▶ Available data:
>>>

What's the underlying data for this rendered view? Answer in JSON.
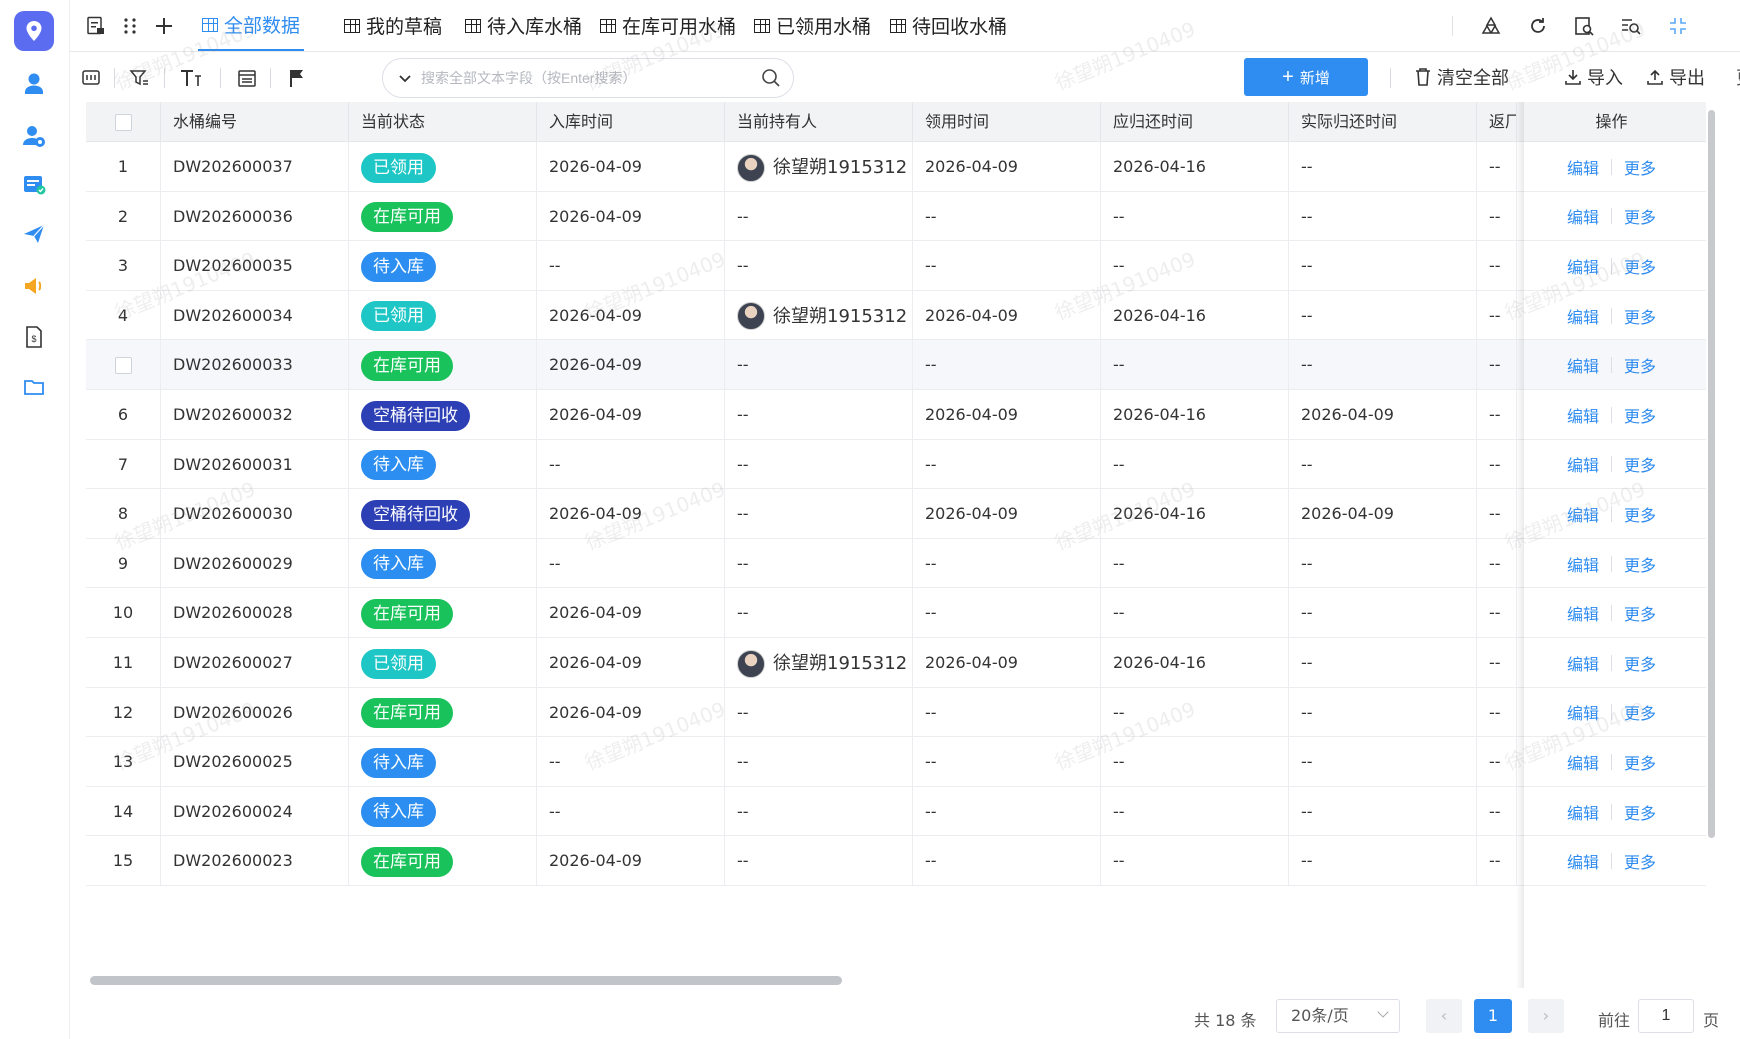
{
  "colors": {
    "primary": "#2f8cf0",
    "status": {
      "已领用": "#1fc6c6",
      "在库可用": "#19c25a",
      "待入库": "#2b8ef0",
      "空桶待回收": "#2d3fb5"
    }
  },
  "rail": {
    "logo_icon": "location-pin-icon",
    "items": [
      {
        "icon": "user-pin-icon"
      },
      {
        "icon": "user-settings-icon"
      },
      {
        "icon": "card-check-icon"
      },
      {
        "icon": "send-icon"
      },
      {
        "icon": "speaker-icon"
      },
      {
        "icon": "dollar-doc-icon"
      },
      {
        "icon": "folder-icon"
      }
    ]
  },
  "tabs": [
    {
      "label": "全部数据",
      "active": true
    },
    {
      "label": "我的草稿",
      "active": false
    },
    {
      "label": "待入库水桶",
      "active": false
    },
    {
      "label": "在库可用水桶",
      "active": false
    },
    {
      "label": "已领用水桶",
      "active": false
    },
    {
      "label": "待回收水桶",
      "active": false
    }
  ],
  "toolbar": {
    "search_placeholder": "搜索全部文本字段（按Enter搜索）",
    "add_label": "新增",
    "clear_label": "清空全部",
    "import_label": "导入",
    "export_label": "导出",
    "more_label": "更多"
  },
  "table": {
    "columns": [
      "水桶编号",
      "当前状态",
      "入库时间",
      "当前持有人",
      "领用时间",
      "应归还时间",
      "实际归还时间",
      "返厂",
      "操作"
    ],
    "edit_label": "编辑",
    "more_label": "更多",
    "rows": [
      {
        "idx": "1",
        "code": "DW202600037",
        "status": "已领用",
        "in_time": "2026-04-09",
        "holder": "徐望朔1915312",
        "take_time": "2026-04-09",
        "due_time": "2026-04-16",
        "return_time": "--",
        "factory": "--"
      },
      {
        "idx": "2",
        "code": "DW202600036",
        "status": "在库可用",
        "in_time": "2026-04-09",
        "holder": "--",
        "take_time": "--",
        "due_time": "--",
        "return_time": "--",
        "factory": "--"
      },
      {
        "idx": "3",
        "code": "DW202600035",
        "status": "待入库",
        "in_time": "--",
        "holder": "--",
        "take_time": "--",
        "due_time": "--",
        "return_time": "--",
        "factory": "--"
      },
      {
        "idx": "4",
        "code": "DW202600034",
        "status": "已领用",
        "in_time": "2026-04-09",
        "holder": "徐望朔1915312",
        "take_time": "2026-04-09",
        "due_time": "2026-04-16",
        "return_time": "--",
        "factory": "--"
      },
      {
        "idx": "",
        "code": "DW202600033",
        "status": "在库可用",
        "in_time": "2026-04-09",
        "holder": "--",
        "take_time": "--",
        "due_time": "--",
        "return_time": "--",
        "factory": "--"
      },
      {
        "idx": "6",
        "code": "DW202600032",
        "status": "空桶待回收",
        "in_time": "2026-04-09",
        "holder": "--",
        "take_time": "2026-04-09",
        "due_time": "2026-04-16",
        "return_time": "2026-04-09",
        "factory": "--"
      },
      {
        "idx": "7",
        "code": "DW202600031",
        "status": "待入库",
        "in_time": "--",
        "holder": "--",
        "take_time": "--",
        "due_time": "--",
        "return_time": "--",
        "factory": "--"
      },
      {
        "idx": "8",
        "code": "DW202600030",
        "status": "空桶待回收",
        "in_time": "2026-04-09",
        "holder": "--",
        "take_time": "2026-04-09",
        "due_time": "2026-04-16",
        "return_time": "2026-04-09",
        "factory": "--"
      },
      {
        "idx": "9",
        "code": "DW202600029",
        "status": "待入库",
        "in_time": "--",
        "holder": "--",
        "take_time": "--",
        "due_time": "--",
        "return_time": "--",
        "factory": "--"
      },
      {
        "idx": "10",
        "code": "DW202600028",
        "status": "在库可用",
        "in_time": "2026-04-09",
        "holder": "--",
        "take_time": "--",
        "due_time": "--",
        "return_time": "--",
        "factory": "--"
      },
      {
        "idx": "11",
        "code": "DW202600027",
        "status": "已领用",
        "in_time": "2026-04-09",
        "holder": "徐望朔1915312",
        "take_time": "2026-04-09",
        "due_time": "2026-04-16",
        "return_time": "--",
        "factory": "--"
      },
      {
        "idx": "12",
        "code": "DW202600026",
        "status": "在库可用",
        "in_time": "2026-04-09",
        "holder": "--",
        "take_time": "--",
        "due_time": "--",
        "return_time": "--",
        "factory": "--"
      },
      {
        "idx": "13",
        "code": "DW202600025",
        "status": "待入库",
        "in_time": "--",
        "holder": "--",
        "take_time": "--",
        "due_time": "--",
        "return_time": "--",
        "factory": "--"
      },
      {
        "idx": "14",
        "code": "DW202600024",
        "status": "待入库",
        "in_time": "--",
        "holder": "--",
        "take_time": "--",
        "due_time": "--",
        "return_time": "--",
        "factory": "--"
      },
      {
        "idx": "15",
        "code": "DW202600023",
        "status": "在库可用",
        "in_time": "2026-04-09",
        "holder": "--",
        "take_time": "--",
        "due_time": "--",
        "return_time": "--",
        "factory": "--"
      }
    ]
  },
  "pagination": {
    "total_label": "共 18 条",
    "page_size_label": "20条/页",
    "current_page": "1",
    "goto_label": "前往",
    "goto_value": "1",
    "page_unit": "页"
  },
  "watermark": "徐望朔1910409"
}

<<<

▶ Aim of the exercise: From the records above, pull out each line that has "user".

▶ Task response:
        "icon": "user-pin-icon"
        "icon": "user-settings-icon"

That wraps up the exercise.